The company, which had retail stores, as well, filed for bankruptcy Nov. 10, citing assets of $3.52 million and total claims of $12.4 million. Assets were sold Nov. 29 to Prescription Supply Inc., with Eastgate Pharmacy assets going to Wank Enterprises Inc., according to U.S. Bankruptcy Court documents.
Terry Kirkpatrick, director of pharmacy services for Saint Mary’s Health Care, said his long-term-care operations also stepped in and has picked up nearly 400 new customers. Only a few pharmacies support the specialized packaging favored by the long-term-care market, he said.
“We were trying to do as much as we could without compromising safety,” Kirkpatrick said. “We did end up taking on a sizeable number of clients that had been served by Kentwood. I suspect there’s still others that are needing service because it’s not something that just every pharmacy can pick up and do.”

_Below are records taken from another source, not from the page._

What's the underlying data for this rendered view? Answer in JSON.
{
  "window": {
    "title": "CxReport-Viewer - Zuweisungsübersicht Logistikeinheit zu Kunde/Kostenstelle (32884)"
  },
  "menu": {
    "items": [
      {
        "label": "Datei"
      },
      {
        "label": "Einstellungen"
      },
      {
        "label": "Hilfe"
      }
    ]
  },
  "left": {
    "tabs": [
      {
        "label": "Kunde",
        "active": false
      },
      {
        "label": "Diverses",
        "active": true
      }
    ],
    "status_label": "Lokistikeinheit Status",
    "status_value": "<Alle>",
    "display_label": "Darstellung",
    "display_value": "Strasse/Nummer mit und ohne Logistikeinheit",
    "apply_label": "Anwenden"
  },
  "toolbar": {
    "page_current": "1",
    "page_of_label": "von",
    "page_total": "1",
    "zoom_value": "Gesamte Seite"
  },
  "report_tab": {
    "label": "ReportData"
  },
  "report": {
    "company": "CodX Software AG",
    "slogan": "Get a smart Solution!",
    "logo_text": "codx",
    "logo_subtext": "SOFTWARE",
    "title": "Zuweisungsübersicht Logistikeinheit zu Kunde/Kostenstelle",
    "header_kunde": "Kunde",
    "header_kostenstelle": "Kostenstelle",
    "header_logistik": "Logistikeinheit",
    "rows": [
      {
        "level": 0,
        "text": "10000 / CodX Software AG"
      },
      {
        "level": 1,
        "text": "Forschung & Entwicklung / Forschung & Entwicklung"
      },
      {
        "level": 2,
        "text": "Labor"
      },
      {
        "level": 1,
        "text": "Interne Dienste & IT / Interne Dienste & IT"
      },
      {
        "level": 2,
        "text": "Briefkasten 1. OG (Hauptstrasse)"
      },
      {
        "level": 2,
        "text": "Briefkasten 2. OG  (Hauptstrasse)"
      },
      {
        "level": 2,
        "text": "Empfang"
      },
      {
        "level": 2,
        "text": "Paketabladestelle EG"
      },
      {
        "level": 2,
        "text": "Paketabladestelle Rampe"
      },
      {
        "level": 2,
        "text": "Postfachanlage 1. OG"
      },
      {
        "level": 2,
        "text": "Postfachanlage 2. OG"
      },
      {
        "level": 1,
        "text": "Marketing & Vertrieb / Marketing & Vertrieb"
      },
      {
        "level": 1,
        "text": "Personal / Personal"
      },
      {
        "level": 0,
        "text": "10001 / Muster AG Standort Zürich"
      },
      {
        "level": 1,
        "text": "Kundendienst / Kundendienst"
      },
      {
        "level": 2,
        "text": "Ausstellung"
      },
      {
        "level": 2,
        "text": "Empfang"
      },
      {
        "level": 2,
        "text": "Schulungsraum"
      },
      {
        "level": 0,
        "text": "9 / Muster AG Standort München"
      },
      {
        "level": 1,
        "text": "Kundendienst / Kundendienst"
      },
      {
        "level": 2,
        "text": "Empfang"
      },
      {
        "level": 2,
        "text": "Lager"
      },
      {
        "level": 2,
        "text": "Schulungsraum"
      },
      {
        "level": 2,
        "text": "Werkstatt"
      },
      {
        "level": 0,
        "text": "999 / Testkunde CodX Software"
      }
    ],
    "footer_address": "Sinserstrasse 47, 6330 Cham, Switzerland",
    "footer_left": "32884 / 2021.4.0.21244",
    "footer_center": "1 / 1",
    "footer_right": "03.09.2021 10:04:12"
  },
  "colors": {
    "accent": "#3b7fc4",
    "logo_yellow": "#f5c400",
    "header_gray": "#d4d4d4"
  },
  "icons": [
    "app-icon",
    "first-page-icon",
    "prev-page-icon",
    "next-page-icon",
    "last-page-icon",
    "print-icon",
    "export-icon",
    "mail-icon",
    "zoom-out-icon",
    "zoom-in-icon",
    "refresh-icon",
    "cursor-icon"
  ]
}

Kirkpatrick said the Saint Mary’s long-term pharmacy, which employs 59 people, already was adding personnel to handle several large new accounts starting last week.
But employees of both pharmacies have been putting in long hours to accommodate the flood of new customers.
Moosbrugger, who also holds an investment in downtown Grand Rapids nightclub Bar Divani, said that within just a few years, Kentwood Pharmacy had become the market leader among several local competitors supplying custom pharmaceutical orders to facilities such as adult foster care, assisted living and nursing homes.
In fact, the company was so successful that he and Kalvyte modeled the two-year-old Curo after it, although they decided to avoid the retail market, he said. They didn’t know about Kentwood Pharmacy’s alleged re-use of medications, however.
“The front of the house was very efficient and effective,” he said. “We didn’t really have any knowledge of what was happening at the back of the house.”
Moosbrugger said Curo also stopped taking new customers for a time to catch up with the influx of orders. Curo’s inventory tripled and the business added four computer stations and two phone lines, he said. The company now needs more space, he added.
Omnicare Pharmacy, a public company that serves 47 states, also has taken on some Kentwood Pharmacy customers, a spokeswoman confirmed.
HomeTown Pharmacy, based in Newaygo with a long-term-care pharmacy in Kent County, did not return calls seeking comment.
Kent County has at least 200 licensed adult foster care homes and homes for the aged, while Ottawa County has 105. Assisted living centers are not licensed by the state.
Moosbrugger said he mailed long-term-care facilities shortly after the raid closed down Kentwood Pharmacy, offering to take on their business.
Long-term-care pharmacies fulfill orders that require customized blister packs or strips, he said, to make it easier and safer for staff members to dispense medication.
“The patients are probably the most underserved and needy in the community,” Kirkpatrick added. “They have some degree of compromise in mental status or cognitive ability or physical limitations to where they can’t take care of their own medications.”
Generally, long-term-care organizations are loathe to take on the time-consuming documentation burden of changing pharmacies, he said. Not so after the Kentwood Pharmacy raid.
“All of a sudden, their supplier is gone, dissolved, disappeared. So every home you hit the first week, they were ready to sign on,” Moosbrugger said.
Typically, the company might add customers with six or 10 beds per month. “Now you get like 800 in like a week,” he said. “It never happens that way and you can’t plan for it. But we’re working through the issues.”
Billing issues have been a particular challenge, Kirkpatrick said, because prescriptions ordered from Kentwood Pharmacy and paid by insurers must be rescinded and re-filled.
Curo Rx and Saint Mary’s serve a wide swatch of the state outside of southeastern Michigan, from Cadillac to Lansing to Muskegon and Holland.
“Kentwood was big, so with them imploding, that’s a lot of folks that were looking for a new home and the ability to pick it up in the community is limited,” Kirkpatrick said.